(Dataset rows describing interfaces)

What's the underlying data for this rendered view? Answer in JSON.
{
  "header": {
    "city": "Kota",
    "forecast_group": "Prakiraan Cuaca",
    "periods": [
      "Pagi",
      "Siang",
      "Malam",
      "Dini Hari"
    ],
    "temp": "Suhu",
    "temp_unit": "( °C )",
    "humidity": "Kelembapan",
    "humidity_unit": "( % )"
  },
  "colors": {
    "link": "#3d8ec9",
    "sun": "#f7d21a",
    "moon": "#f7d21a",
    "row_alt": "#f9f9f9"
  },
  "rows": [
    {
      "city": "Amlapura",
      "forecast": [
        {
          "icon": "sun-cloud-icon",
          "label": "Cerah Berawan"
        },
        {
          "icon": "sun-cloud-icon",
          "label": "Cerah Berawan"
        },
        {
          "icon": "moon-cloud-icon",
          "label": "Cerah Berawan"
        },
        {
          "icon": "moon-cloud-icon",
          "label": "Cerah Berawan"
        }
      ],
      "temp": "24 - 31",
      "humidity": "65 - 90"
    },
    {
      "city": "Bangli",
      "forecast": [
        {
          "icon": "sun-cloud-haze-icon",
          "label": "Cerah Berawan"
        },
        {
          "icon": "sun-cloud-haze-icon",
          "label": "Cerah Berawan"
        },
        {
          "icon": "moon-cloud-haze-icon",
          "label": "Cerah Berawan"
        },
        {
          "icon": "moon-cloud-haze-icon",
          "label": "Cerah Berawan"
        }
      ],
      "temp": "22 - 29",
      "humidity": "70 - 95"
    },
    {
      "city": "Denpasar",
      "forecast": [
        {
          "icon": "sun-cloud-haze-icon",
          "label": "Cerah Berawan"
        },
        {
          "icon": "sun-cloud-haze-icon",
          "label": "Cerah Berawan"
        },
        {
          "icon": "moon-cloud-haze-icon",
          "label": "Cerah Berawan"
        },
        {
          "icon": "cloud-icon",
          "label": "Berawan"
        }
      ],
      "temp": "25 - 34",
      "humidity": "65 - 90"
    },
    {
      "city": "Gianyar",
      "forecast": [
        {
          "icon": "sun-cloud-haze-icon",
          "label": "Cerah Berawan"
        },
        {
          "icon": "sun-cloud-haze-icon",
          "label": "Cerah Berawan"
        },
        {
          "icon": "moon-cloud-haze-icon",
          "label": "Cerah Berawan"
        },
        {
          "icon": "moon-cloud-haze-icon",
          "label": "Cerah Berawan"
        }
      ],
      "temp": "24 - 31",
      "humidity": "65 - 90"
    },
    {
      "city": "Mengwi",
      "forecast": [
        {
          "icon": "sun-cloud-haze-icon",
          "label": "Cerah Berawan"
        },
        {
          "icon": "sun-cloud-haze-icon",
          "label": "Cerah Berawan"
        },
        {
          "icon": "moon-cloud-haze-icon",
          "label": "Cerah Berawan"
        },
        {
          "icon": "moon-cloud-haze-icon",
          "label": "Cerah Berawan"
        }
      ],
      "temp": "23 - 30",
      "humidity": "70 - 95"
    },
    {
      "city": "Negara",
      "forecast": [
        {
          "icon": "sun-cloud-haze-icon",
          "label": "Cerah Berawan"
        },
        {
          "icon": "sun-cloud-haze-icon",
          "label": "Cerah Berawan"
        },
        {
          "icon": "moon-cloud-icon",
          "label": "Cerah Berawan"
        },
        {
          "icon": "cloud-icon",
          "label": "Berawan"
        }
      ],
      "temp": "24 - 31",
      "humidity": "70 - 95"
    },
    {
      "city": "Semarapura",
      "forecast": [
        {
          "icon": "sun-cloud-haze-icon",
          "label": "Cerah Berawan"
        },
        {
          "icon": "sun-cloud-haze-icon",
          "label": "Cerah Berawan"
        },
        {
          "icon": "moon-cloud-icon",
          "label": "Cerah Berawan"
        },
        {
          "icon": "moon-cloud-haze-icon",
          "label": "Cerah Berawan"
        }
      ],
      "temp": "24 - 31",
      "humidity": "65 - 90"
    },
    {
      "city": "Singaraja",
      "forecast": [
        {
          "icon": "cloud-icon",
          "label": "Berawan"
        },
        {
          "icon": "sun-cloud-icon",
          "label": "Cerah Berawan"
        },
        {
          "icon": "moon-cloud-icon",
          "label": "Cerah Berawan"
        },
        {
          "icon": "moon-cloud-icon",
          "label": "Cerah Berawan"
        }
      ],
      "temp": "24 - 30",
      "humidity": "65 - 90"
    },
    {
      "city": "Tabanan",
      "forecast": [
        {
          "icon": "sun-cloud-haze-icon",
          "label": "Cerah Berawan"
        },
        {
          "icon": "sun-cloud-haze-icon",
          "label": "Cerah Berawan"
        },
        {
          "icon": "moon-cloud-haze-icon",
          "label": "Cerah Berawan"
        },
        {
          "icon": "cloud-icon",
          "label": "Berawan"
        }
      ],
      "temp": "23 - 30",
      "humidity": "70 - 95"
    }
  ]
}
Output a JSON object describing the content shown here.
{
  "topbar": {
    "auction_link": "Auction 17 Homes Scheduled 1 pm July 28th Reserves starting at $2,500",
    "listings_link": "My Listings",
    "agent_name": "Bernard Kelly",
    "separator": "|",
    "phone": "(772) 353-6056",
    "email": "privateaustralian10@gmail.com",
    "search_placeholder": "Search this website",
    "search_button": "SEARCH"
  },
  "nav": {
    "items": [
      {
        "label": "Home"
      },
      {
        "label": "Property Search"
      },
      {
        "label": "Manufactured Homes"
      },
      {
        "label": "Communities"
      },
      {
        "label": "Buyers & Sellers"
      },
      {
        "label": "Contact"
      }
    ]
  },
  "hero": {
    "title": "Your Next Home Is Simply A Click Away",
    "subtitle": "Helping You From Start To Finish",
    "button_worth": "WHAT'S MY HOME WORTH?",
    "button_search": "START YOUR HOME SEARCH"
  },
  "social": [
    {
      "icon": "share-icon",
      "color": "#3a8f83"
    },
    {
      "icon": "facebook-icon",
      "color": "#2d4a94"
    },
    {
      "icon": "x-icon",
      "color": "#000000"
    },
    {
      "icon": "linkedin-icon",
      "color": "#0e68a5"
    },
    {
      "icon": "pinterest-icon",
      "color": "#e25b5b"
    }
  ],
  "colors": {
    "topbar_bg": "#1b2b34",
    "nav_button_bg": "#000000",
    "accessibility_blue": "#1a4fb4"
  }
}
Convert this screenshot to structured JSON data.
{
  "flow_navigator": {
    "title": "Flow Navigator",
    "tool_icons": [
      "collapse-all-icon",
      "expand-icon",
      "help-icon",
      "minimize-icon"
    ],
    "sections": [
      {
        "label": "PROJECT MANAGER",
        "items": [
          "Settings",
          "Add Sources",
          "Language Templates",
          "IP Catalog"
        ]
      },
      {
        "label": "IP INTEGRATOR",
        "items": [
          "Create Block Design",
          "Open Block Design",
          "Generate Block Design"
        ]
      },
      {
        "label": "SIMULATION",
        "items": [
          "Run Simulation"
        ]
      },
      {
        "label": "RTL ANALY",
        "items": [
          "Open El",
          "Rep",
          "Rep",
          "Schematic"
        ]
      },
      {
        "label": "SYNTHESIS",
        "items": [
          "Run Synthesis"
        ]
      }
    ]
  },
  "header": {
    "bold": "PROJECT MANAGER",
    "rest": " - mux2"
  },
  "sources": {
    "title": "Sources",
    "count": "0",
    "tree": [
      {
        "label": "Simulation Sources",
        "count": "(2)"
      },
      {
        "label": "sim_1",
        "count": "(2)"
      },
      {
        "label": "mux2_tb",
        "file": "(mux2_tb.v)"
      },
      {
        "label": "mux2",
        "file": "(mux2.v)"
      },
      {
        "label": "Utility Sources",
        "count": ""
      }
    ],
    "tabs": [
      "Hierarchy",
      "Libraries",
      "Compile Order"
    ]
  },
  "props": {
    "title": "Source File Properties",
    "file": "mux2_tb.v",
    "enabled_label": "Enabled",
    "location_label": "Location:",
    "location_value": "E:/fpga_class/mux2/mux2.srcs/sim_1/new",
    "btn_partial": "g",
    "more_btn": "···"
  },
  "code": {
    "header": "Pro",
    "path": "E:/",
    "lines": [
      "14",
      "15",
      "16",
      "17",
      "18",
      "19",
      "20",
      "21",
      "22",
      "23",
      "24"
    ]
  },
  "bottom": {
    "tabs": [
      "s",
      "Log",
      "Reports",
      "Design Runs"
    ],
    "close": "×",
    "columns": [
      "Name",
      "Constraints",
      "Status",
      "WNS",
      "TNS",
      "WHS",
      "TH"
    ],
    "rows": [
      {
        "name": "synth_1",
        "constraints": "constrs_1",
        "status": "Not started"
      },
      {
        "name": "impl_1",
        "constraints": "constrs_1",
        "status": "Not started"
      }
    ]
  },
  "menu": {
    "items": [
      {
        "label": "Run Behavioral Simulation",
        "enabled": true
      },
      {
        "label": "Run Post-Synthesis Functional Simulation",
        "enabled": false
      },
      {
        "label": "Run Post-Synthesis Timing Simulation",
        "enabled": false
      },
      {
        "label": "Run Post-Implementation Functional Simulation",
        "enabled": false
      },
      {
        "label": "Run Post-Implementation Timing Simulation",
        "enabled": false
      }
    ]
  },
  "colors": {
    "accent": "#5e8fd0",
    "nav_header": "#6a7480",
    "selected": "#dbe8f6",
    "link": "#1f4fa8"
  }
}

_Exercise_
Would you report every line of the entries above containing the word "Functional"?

_Response area_
        "label": "Run Post-Synthesis Functional Simulation",
        "label": "Run Post-Implementation Functional Simulation",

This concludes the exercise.